Records from a dataset
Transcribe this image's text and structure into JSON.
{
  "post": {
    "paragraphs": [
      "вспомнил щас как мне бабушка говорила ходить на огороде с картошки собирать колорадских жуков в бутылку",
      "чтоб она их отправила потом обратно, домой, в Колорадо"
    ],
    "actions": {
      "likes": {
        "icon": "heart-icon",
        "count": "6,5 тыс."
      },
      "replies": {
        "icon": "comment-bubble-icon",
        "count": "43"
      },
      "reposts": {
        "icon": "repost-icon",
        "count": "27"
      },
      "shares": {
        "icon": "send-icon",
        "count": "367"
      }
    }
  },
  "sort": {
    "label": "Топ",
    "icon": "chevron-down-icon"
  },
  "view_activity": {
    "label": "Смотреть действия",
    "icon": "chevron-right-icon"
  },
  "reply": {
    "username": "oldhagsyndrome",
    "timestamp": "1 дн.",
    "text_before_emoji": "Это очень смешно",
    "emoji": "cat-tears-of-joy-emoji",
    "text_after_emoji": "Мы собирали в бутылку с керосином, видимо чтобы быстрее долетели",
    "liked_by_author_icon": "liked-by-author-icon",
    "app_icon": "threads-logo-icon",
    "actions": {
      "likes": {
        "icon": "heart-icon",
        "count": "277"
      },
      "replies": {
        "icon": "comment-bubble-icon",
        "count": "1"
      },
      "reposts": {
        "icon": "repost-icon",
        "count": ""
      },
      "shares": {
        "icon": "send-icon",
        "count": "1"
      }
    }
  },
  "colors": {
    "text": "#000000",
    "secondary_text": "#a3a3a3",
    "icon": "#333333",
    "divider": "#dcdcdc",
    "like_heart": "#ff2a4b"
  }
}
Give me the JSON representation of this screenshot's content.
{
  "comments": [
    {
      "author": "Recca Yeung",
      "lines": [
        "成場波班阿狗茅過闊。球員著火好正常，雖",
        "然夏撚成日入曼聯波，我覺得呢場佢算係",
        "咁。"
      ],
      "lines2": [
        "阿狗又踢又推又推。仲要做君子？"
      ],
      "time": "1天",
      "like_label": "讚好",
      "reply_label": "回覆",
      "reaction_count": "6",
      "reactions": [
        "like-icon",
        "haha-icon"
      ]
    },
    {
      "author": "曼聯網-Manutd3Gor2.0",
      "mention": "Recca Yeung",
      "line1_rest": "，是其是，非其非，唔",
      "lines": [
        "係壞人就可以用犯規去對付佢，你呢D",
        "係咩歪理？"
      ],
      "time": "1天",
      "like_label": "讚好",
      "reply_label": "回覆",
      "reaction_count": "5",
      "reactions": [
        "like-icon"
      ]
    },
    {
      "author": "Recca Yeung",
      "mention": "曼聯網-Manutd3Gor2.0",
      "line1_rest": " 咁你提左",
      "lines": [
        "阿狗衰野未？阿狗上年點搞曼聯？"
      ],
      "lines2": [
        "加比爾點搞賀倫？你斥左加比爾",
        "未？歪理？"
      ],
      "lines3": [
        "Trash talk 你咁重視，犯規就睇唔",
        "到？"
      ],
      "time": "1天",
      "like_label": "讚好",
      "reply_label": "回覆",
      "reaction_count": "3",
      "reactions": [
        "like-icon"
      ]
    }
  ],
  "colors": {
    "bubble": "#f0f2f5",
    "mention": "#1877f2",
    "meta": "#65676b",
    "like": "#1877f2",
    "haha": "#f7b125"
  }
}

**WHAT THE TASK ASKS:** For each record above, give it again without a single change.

**SOLUTION TO THIS PROBLEM:**
Transcribe this image's text and structure into JSON.
{
  "post": {
    "paragraphs": [
      "вспомнил щас как мне бабушка говорила ходить на огороде с картошки собирать колорадских жуков в бутылку",
      "чтоб она их отправила потом обратно, домой, в Колорадо"
    ],
    "actions": {
      "likes": {
        "icon": "heart-icon",
        "count": "6,5 тыс."
      },
      "replies": {
        "icon": "comment-bubble-icon",
        "count": "43"
      },
      "reposts": {
        "icon": "repost-icon",
        "count": "27"
      },
      "shares": {
        "icon": "send-icon",
        "count": "367"
      }
    }
  },
  "sort": {
    "label": "Топ",
    "icon": "chevron-down-icon"
  },
  "view_activity": {
    "label": "Смотреть действия",
    "icon": "chevron-right-icon"
  },
  "reply": {
    "username": "oldhagsyndrome",
    "timestamp": "1 дн.",
    "text_before_emoji": "Это очень смешно",
    "emoji": "cat-tears-of-joy-emoji",
    "text_after_emoji": "Мы собирали в бутылку с керосином, видимо чтобы быстрее долетели",
    "liked_by_author_icon": "liked-by-author-icon",
    "app_icon": "threads-logo-icon",
    "actions": {
      "likes": {
        "icon": "heart-icon",
        "count": "277"
      },
      "replies": {
        "icon": "comment-bubble-icon",
        "count": "1"
      },
      "reposts": {
        "icon": "repost-icon",
        "count": ""
      },
      "shares": {
        "icon": "send-icon",
        "count": "1"
      }
    }
  },
  "colors": {
    "text": "#000000",
    "secondary_text": "#a3a3a3",
    "icon": "#333333",
    "divider": "#dcdcdc",
    "like_heart": "#ff2a4b"
  }
}
Give me the JSON representation of this screenshot's content.
{
  "comments": [
    {
      "author": "Recca Yeung",
      "lines": [
        "成場波班阿狗茅過闊。球員著火好正常，雖",
        "然夏撚成日入曼聯波，我覺得呢場佢算係",
        "咁。"
      ],
      "lines2": [
        "阿狗又踢又推又推。仲要做君子？"
      ],
      "time": "1天",
      "like_label": "讚好",
      "reply_label": "回覆",
      "reaction_count": "6",
      "reactions": [
        "like-icon",
        "haha-icon"
      ]
    },
    {
      "author": "曼聯網-Manutd3Gor2.0",
      "mention": "Recca Yeung",
      "line1_rest": "，是其是，非其非，唔",
      "lines": [
        "係壞人就可以用犯規去對付佢，你呢D",
        "係咩歪理？"
      ],
      "time": "1天",
      "like_label": "讚好",
      "reply_label": "回覆",
      "reaction_count": "5",
      "reactions": [
        "like-icon"
      ]
    },
    {
      "author": "Recca Yeung",
      "mention": "曼聯網-Manutd3Gor2.0",
      "line1_rest": " 咁你提左",
      "lines": [
        "阿狗衰野未？阿狗上年點搞曼聯？"
      ],
      "lines2": [
        "加比爾點搞賀倫？你斥左加比爾",
        "未？歪理？"
      ],
      "lines3": [
        "Trash talk 你咁重視，犯規就睇唔",
        "到？"
      ],
      "time": "1天",
      "like_label": "讚好",
      "reply_label": "回覆",
      "reaction_count": "3",
      "reactions": [
        "like-icon"
      ]
    }
  ],
  "colors": {
    "bubble": "#f0f2f5",
    "mention": "#1877f2",
    "meta": "#65676b",
    "like": "#1877f2",
    "haha": "#f7b125"
  }
}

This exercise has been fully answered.